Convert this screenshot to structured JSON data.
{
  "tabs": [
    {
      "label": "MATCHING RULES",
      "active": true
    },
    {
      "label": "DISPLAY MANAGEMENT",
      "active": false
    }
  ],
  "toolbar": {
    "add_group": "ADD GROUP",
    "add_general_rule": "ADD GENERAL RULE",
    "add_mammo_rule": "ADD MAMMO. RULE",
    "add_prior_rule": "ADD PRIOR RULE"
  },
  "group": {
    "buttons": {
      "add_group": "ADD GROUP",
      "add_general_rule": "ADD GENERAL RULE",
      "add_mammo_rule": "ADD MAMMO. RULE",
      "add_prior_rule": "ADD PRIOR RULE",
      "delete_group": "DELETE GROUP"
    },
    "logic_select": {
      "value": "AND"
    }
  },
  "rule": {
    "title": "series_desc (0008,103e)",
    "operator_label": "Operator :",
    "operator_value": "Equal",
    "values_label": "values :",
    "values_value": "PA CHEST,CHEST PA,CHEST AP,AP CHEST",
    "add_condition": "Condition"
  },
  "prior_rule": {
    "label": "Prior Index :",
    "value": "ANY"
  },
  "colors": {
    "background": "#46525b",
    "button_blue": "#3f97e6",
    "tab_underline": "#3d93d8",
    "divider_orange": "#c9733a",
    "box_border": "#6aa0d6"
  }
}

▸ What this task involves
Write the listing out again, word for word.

▸ Worked solution
Convert this screenshot to structured JSON data.
{
  "tabs": [
    {
      "label": "MATCHING RULES",
      "active": true
    },
    {
      "label": "DISPLAY MANAGEMENT",
      "active": false
    }
  ],
  "toolbar": {
    "add_group": "ADD GROUP",
    "add_general_rule": "ADD GENERAL RULE",
    "add_mammo_rule": "ADD MAMMO. RULE",
    "add_prior_rule": "ADD PRIOR RULE"
  },
  "group": {
    "buttons": {
      "add_group": "ADD GROUP",
      "add_general_rule": "ADD GENERAL RULE",
      "add_mammo_rule": "ADD MAMMO. RULE",
      "add_prior_rule": "ADD PRIOR RULE",
      "delete_group": "DELETE GROUP"
    },
    "logic_select": {
      "value": "AND"
    }
  },
  "rule": {
    "title": "series_desc (0008,103e)",
    "operator_label": "Operator :",
    "operator_value": "Equal",
    "values_label": "values :",
    "values_value": "PA CHEST,CHEST PA,CHEST AP,AP CHEST",
    "add_condition": "Condition"
  },
  "prior_rule": {
    "label": "Prior Index :",
    "value": "ANY"
  },
  "colors": {
    "background": "#46525b",
    "button_blue": "#3f97e6",
    "tab_underline": "#3d93d8",
    "divider_orange": "#c9733a",
    "box_border": "#6aa0d6"
  }
}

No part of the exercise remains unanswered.